(Extracted records)
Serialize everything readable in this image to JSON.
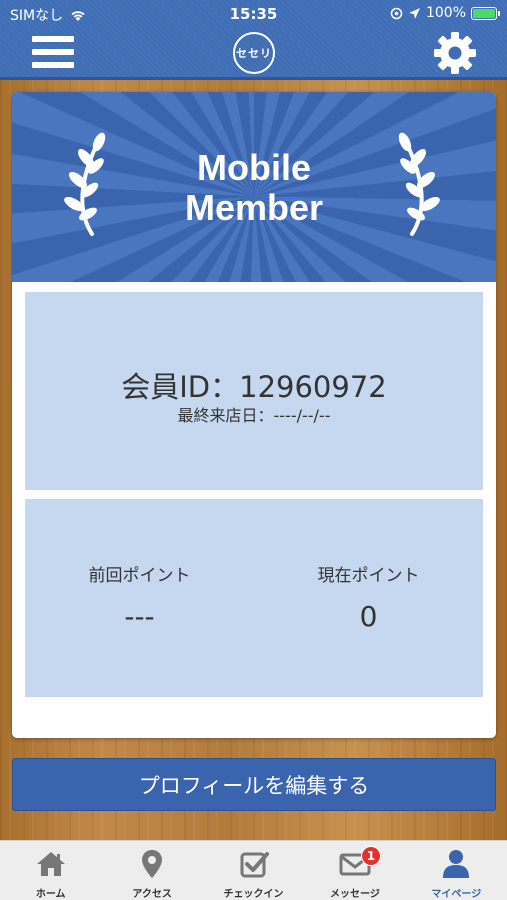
{
  "status_bar": {
    "carrier": "SIMなし",
    "time": "15:35",
    "battery": "100%"
  },
  "header": {
    "logo_text": "セセリ",
    "menu_icon": "hamburger-icon",
    "settings_icon": "gear-icon"
  },
  "banner": {
    "line1": "Mobile",
    "line2": "Member"
  },
  "member": {
    "id_text": "会員ID：12960972",
    "last_visit": "最終来店日：----/--/--"
  },
  "points": {
    "previous_label": "前回ポイント",
    "previous_value": "---",
    "current_label": "現在ポイント",
    "current_value": "0"
  },
  "profile_button": "プロフィールを編集する",
  "tabs": [
    {
      "label": "ホーム",
      "icon": "home-icon"
    },
    {
      "label": "アクセス",
      "icon": "map-pin-icon"
    },
    {
      "label": "チェックイン",
      "icon": "checkbox-icon"
    },
    {
      "label": "メッセージ",
      "icon": "mail-icon",
      "badge": "1"
    },
    {
      "label": "マイページ",
      "icon": "user-icon"
    }
  ],
  "colors": {
    "primary": "#3a64ad",
    "panel": "#c6d8f0",
    "badge": "#e2322e"
  }
}
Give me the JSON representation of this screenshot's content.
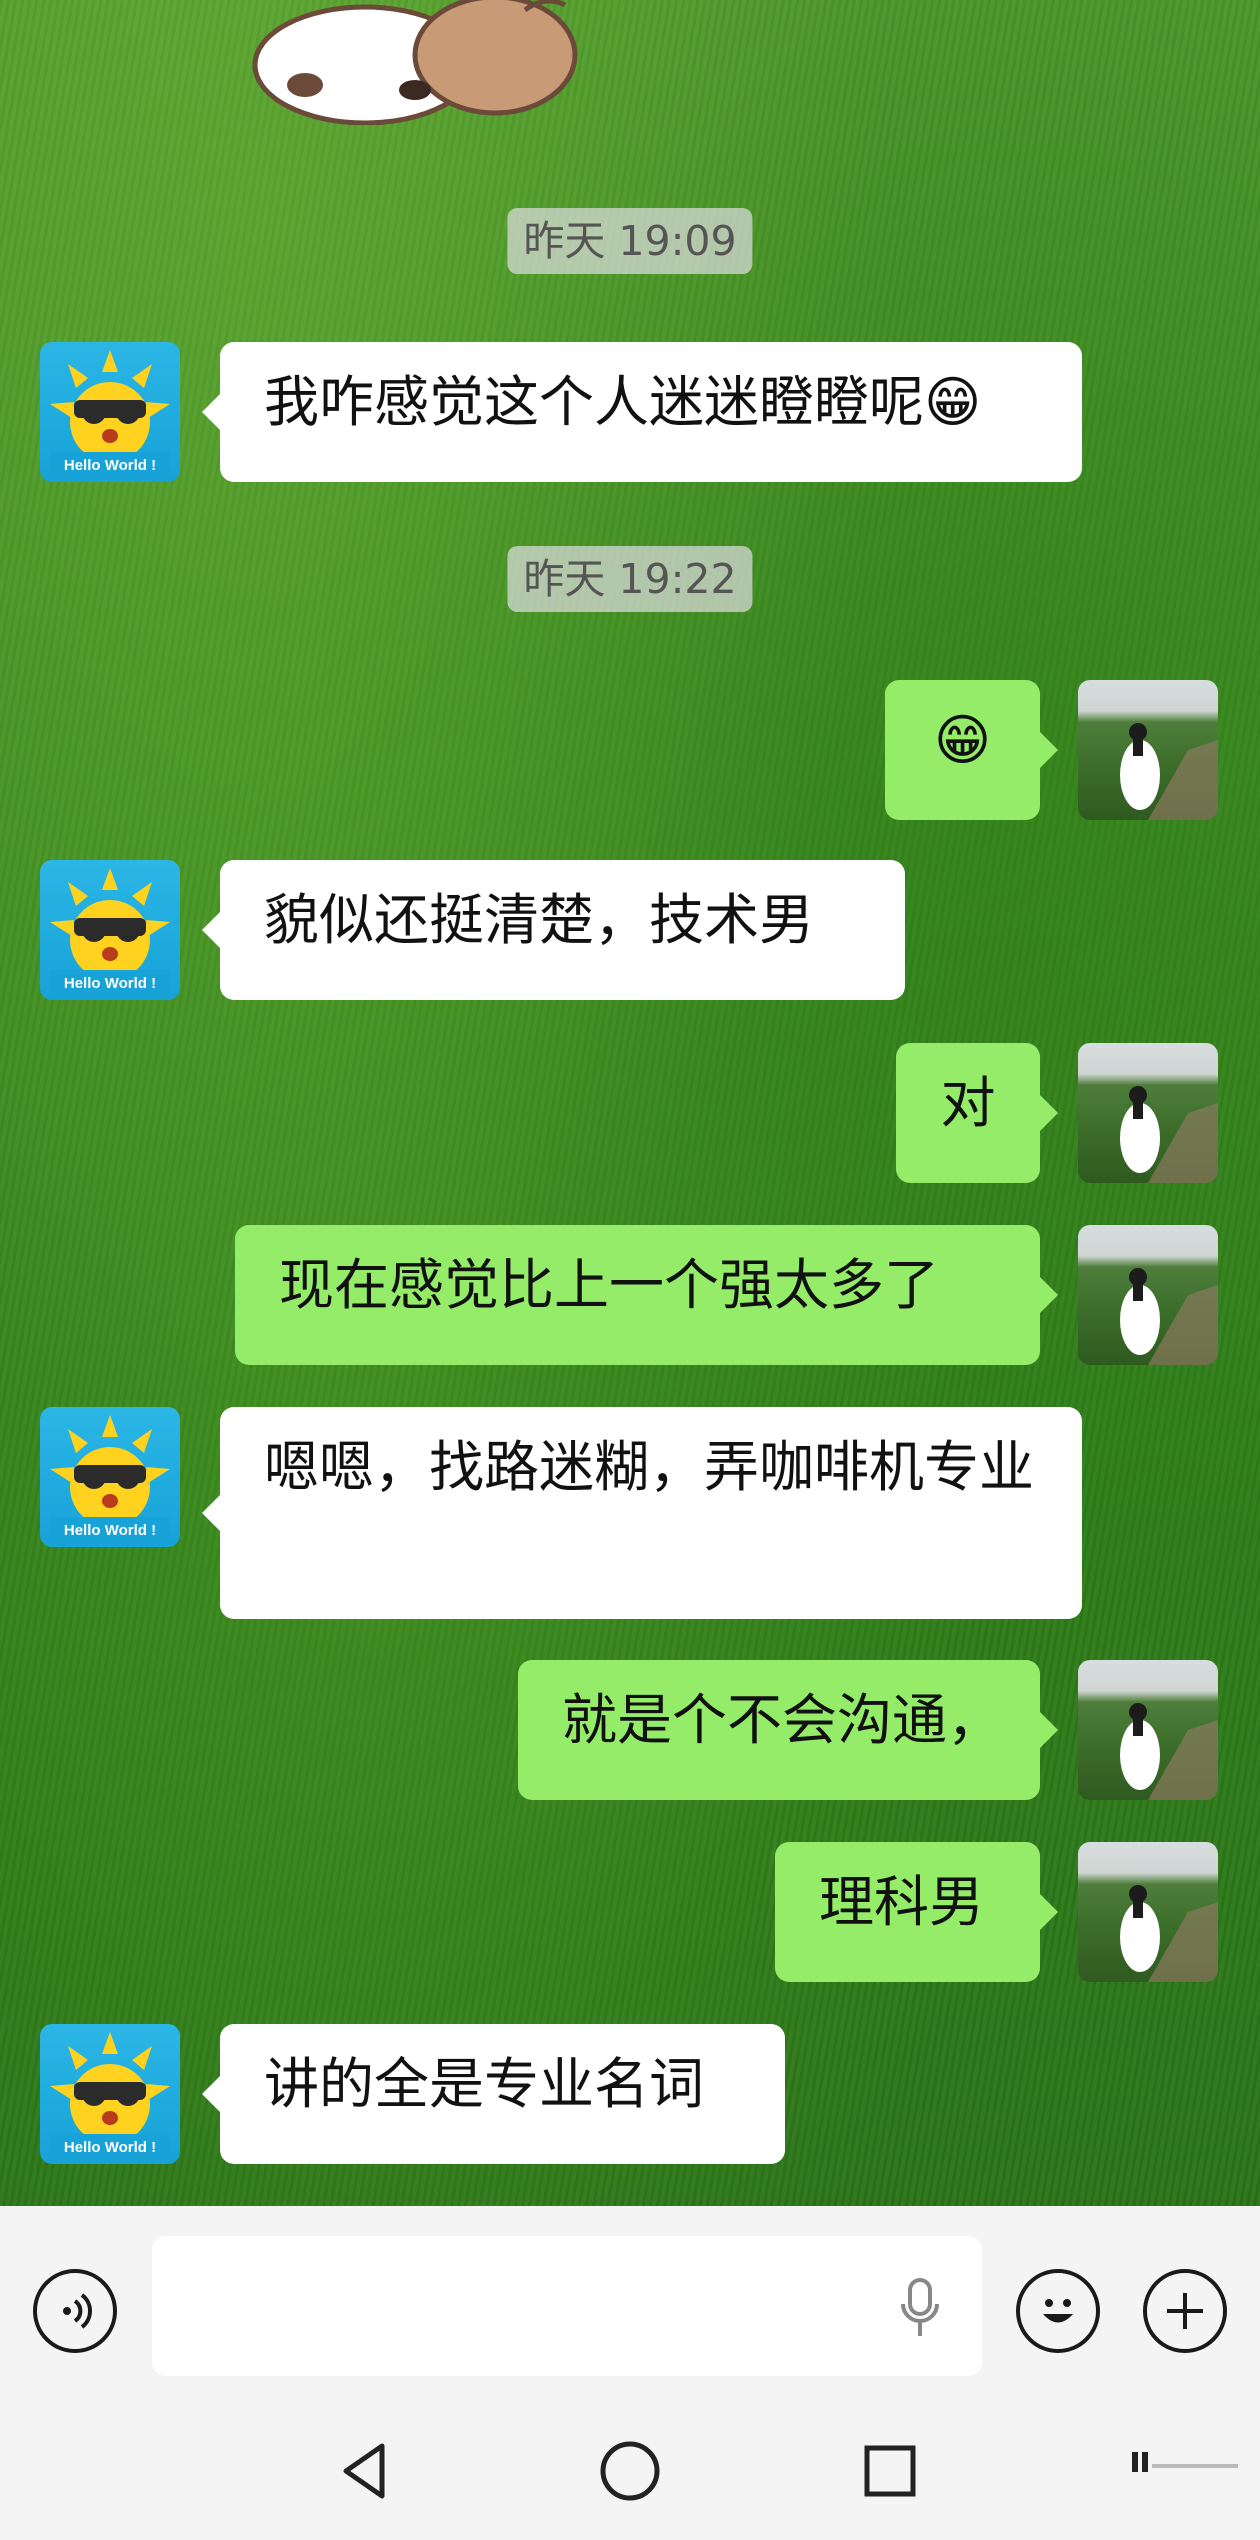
{
  "timestamps": [
    "昨天 19:09",
    "昨天 19:22"
  ],
  "contacts": {
    "left_avatar_text": "Hello World !"
  },
  "messages": [
    {
      "side": "in",
      "text": "我咋感觉这个人迷迷瞪瞪呢😁"
    },
    {
      "side": "out",
      "text": "😁"
    },
    {
      "side": "in",
      "text": "貌似还挺清楚，技术男"
    },
    {
      "side": "out",
      "text": "对"
    },
    {
      "side": "out",
      "text": "现在感觉比上一个强太多了"
    },
    {
      "side": "in",
      "text": "嗯嗯，找路迷糊，弄咖啡机专业"
    },
    {
      "side": "out",
      "text": "就是个不会沟通，"
    },
    {
      "side": "out",
      "text": "理科男"
    },
    {
      "side": "in",
      "text": "讲的全是专业名词"
    }
  ],
  "input_bar": {
    "text_value": "",
    "icons": [
      "voice-icon",
      "microphone-icon",
      "emoji-icon",
      "plus-icon"
    ]
  },
  "nav_bar": {
    "icons": [
      "back-icon",
      "home-icon",
      "recents-icon"
    ]
  },
  "colors": {
    "incoming_bubble": "#ffffff",
    "outgoing_bubble": "#95ec69",
    "bar_background": "#f4f4f4"
  }
}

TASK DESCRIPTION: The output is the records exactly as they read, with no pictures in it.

RESPONSE TO THIS EXERCISE:
Serialize everything readable in this image to JSON.
{
  "status_bar": {
    "carrier": "SIMなし",
    "time": "15:35",
    "battery": "100%"
  },
  "header": {
    "logo_text": "セセリ",
    "menu_icon": "hamburger-icon",
    "settings_icon": "gear-icon"
  },
  "banner": {
    "line1": "Mobile",
    "line2": "Member"
  },
  "member": {
    "id_text": "会員ID：12960972",
    "last_visit": "最終来店日：----/--/--"
  },
  "points": {
    "previous_label": "前回ポイント",
    "previous_value": "---",
    "current_label": "現在ポイント",
    "current_value": "0"
  },
  "profile_button": "プロフィールを編集する",
  "tabs": [
    {
      "label": "ホーム",
      "icon": "home-icon"
    },
    {
      "label": "アクセス",
      "icon": "map-pin-icon"
    },
    {
      "label": "チェックイン",
      "icon": "checkbox-icon"
    },
    {
      "label": "メッセージ",
      "icon": "mail-icon",
      "badge": "1"
    },
    {
      "label": "マイページ",
      "icon": "user-icon"
    }
  ],
  "colors": {
    "primary": "#3a64ad",
    "panel": "#c6d8f0",
    "badge": "#e2322e"
  }
}
Give me the JSON representation of this screenshot's content.
{
  "timestamps": [
    "昨天 19:09",
    "昨天 19:22"
  ],
  "contacts": {
    "left_avatar_text": "Hello World !"
  },
  "messages": [
    {
      "side": "in",
      "text": "我咋感觉这个人迷迷瞪瞪呢😁"
    },
    {
      "side": "out",
      "text": "😁"
    },
    {
      "side": "in",
      "text": "貌似还挺清楚，技术男"
    },
    {
      "side": "out",
      "text": "对"
    },
    {
      "side": "out",
      "text": "现在感觉比上一个强太多了"
    },
    {
      "side": "in",
      "text": "嗯嗯，找路迷糊，弄咖啡机专业"
    },
    {
      "side": "out",
      "text": "就是个不会沟通，"
    },
    {
      "side": "out",
      "text": "理科男"
    },
    {
      "side": "in",
      "text": "讲的全是专业名词"
    }
  ],
  "input_bar": {
    "text_value": "",
    "icons": [
      "voice-icon",
      "microphone-icon",
      "emoji-icon",
      "plus-icon"
    ]
  },
  "nav_bar": {
    "icons": [
      "back-icon",
      "home-icon",
      "recents-icon"
    ]
  },
  "colors": {
    "incoming_bubble": "#ffffff",
    "outgoing_bubble": "#95ec69",
    "bar_background": "#f4f4f4"
  }
}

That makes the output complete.